Dining is also part of the fun, with options like waffles, breakfast burritos, ribs, egg rolls and smoothies, while there’s live entertainment most weeks.
11. Flowing Well Park
The Carmel Clay Parks & Recreation Department maintains this unique park on the city’s east side. Densely wooded, Flowing Well Park is on the banks of Cool Creek and stands out for its artesian well.
This was discovered in 1904, purely by accident when drillers were searching for natural gas. A little later, the landowner donated the well for public use, but it wasn’t until 1994 that this spot opened as Carmel’s first public park.
Artesian Wells have to be tested quarterly for bacteria, but the CCPR does a check every month.
So you can feel confident bringing your own bottle to fill up, although it’s recommended that you boil the water before consuming it. From the well you can venture into the woods along a trail, and take a break at one of the benches by the creek.
12. Midtown Plaza
Tying together the Arts & Design District and Carmel City Center is a fun development in the city’s old industrial area.
Home to several major local employers, Midtown Plaza has been conceived as a daytime and evening hangout, with sociable green spaces, benches and community tables.
Bars and restaurants invite you to mingle, and there’s lots of outdoor entertainment in summer, from movies to live music to broadcasts of sporting events.
Also at Midtown Plaza is an interactive play area, with a spray park for kids, as well as ping-pong tables, cornhole boards, bocce courts, all enriched by public art.
13. Peace Water Winery
With a stylish tasting room in keeping with Carmel’s Arts & Design District, this locally-owned company brings handcrafted Napa Valley wine to Indiana.
Something remarkable about Peace Water Winery is that 50% of its profits are donated to eight different charities (local and international), one chosen by each of their owners’ eight children.
You can visit the tasting room in Carmel without a reservation, to try Peace Water’s wines by the glass or flight.
The friendly and informative hosts will tell all you could want to know about the winemaking process and the profile of each wine, so you can choose the one that’s right for you. There’s also a cozy back patio here, with regular live music.
14. Conner Prairie
Just across the White River from Carmel is a remarkable Living History Museum recalling life along the river in the 19th century.
The property belonged to the famed fur trader and politician, William Conner (1777-1855), who built his Federal-style brick house here in 1823.
Conner Prairie was founded as an attraction in the mid-1930s when it was purchased by the Indiana pharmaceutical industrialist Eli Lilly (1885-1977).
For a small taste of the permanent attractions here, you can tour the William Conner House, restored to its 1820s appearance, tour a Lenape Native American camp and watch craft demonstrations at the Makesmith Workshop.

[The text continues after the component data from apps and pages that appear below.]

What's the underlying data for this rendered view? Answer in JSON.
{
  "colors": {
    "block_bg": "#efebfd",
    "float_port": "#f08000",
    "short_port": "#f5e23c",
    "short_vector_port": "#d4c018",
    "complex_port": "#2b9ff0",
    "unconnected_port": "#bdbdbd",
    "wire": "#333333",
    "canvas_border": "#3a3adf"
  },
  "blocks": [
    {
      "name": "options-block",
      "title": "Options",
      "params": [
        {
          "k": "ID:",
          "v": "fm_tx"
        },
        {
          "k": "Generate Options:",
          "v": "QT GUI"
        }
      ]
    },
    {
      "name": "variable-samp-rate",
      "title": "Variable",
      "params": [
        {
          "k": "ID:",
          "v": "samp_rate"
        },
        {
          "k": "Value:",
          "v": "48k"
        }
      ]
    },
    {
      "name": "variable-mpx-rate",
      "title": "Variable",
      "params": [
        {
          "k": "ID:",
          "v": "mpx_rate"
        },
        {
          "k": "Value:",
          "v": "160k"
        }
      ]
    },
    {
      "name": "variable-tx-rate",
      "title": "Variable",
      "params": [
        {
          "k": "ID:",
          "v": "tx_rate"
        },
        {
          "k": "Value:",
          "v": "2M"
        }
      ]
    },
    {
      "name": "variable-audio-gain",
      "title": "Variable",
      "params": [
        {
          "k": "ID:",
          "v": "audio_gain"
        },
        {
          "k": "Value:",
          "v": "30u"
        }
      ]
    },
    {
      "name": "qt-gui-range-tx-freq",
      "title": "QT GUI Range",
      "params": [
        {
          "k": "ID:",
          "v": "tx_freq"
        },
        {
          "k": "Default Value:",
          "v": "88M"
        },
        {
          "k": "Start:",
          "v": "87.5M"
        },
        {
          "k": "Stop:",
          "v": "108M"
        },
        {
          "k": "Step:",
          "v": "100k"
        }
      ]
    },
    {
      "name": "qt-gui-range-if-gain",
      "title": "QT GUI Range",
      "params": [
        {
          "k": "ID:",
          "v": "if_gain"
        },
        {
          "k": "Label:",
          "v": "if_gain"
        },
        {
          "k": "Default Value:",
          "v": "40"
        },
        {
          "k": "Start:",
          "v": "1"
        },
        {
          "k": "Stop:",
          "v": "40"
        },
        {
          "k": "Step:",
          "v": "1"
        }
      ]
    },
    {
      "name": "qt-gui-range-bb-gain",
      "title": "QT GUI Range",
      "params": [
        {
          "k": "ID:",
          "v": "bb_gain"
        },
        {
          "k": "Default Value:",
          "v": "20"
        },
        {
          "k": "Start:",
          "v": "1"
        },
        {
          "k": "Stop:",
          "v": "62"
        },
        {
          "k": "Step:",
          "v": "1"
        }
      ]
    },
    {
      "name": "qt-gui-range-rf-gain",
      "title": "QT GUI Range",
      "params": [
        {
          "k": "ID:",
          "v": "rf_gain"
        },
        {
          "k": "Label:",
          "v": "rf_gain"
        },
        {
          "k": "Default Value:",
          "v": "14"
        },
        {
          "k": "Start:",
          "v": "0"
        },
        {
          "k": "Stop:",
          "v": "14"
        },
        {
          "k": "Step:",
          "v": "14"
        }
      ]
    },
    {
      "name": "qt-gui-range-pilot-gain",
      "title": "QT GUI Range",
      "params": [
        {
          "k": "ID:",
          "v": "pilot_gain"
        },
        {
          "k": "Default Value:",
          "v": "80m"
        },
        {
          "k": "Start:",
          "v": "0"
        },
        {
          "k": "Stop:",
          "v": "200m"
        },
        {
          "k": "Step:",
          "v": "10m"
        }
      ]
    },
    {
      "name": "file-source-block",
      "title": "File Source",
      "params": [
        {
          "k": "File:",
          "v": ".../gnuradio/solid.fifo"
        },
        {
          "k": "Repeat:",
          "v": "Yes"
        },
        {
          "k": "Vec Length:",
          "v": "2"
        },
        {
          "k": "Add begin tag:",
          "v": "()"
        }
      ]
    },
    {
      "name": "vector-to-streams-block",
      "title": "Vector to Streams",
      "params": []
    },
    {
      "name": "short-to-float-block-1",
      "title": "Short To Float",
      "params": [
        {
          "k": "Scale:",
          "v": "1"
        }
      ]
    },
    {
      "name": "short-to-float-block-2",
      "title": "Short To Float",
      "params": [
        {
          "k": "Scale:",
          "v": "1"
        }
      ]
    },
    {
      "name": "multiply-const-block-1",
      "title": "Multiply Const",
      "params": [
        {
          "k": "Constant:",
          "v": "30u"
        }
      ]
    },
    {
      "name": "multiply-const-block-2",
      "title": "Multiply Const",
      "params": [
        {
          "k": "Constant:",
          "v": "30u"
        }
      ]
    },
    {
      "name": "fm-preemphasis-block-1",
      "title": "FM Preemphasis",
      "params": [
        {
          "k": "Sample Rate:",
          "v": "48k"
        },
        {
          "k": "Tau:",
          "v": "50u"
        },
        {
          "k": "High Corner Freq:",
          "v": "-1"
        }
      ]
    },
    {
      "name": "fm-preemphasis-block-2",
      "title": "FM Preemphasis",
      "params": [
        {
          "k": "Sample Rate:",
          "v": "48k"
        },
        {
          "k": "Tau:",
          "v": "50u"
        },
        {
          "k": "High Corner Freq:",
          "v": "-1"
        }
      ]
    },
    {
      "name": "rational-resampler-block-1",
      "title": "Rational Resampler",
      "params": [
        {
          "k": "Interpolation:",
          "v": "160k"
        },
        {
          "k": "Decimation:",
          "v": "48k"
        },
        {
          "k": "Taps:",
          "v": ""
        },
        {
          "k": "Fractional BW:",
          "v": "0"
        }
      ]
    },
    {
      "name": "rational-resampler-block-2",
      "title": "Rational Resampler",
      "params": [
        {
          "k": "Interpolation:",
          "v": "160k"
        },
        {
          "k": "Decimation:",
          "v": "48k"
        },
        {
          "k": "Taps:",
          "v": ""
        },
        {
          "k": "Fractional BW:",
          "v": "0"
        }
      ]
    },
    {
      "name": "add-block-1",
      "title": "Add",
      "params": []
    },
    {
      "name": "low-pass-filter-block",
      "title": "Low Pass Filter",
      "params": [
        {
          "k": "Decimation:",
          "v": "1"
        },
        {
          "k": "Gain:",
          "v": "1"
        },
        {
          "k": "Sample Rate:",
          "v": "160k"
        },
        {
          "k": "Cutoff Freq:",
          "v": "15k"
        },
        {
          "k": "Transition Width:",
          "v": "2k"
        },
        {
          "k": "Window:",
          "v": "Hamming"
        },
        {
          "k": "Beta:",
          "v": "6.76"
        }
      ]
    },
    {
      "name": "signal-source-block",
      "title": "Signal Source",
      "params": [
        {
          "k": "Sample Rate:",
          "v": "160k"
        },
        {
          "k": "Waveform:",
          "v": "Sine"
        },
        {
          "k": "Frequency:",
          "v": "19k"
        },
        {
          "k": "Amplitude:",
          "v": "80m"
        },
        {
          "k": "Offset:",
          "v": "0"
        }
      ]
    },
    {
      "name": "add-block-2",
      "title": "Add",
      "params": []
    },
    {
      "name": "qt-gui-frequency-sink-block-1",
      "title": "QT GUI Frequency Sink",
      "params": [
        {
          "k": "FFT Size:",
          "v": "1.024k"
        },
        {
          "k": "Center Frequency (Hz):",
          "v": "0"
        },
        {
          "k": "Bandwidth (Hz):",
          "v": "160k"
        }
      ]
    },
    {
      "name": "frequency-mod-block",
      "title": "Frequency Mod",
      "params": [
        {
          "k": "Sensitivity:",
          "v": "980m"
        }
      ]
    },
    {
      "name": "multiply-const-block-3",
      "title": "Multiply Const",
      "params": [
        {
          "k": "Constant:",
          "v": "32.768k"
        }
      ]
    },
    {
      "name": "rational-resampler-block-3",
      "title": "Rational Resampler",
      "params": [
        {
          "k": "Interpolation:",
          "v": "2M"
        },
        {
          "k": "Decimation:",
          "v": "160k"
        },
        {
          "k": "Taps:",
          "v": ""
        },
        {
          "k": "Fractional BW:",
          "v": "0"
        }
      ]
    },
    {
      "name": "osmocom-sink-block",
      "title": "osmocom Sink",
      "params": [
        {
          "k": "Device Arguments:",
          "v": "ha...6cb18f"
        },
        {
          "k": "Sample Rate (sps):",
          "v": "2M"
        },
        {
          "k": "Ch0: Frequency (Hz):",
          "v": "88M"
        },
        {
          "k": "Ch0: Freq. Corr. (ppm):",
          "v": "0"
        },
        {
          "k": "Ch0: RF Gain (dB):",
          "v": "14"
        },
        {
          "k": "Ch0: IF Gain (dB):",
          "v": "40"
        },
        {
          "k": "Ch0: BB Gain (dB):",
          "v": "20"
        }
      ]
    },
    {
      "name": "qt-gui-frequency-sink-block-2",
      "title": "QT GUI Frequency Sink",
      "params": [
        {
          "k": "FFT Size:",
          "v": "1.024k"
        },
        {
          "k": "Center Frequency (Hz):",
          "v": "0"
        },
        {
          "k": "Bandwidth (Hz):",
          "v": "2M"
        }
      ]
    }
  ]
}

There are domestic animals and animal husbandry activities at Animal Encounters, displays about the history of Hoosier entrepreneurship at Create Connect, and a recreated 1836 pioneer community called Prairietown.
If you’re into golf you’ve come to the right place, because there are no fewer than eight courses in Carmel.
Three of these are public and were designed by the likes of Pete Dye, who resided in Carmel for a time, and Robert Trent Jones, Jr..
Brookshire Golf Club, moments east of Carmel City Center is on the picturesque banks of Cool Creek, which repeatedly comes into play.
Further east, near the White River is the Dye-designed Plum Creek Golf Club, with its abundant water, and greens ringed by trees.
Finally, Prairie View Golf Club faces Conner Prairie across the White River, and is in a landscape of rolling natural grassland and wetlands, interrupted by beautiful stands of mature oak and sycamore.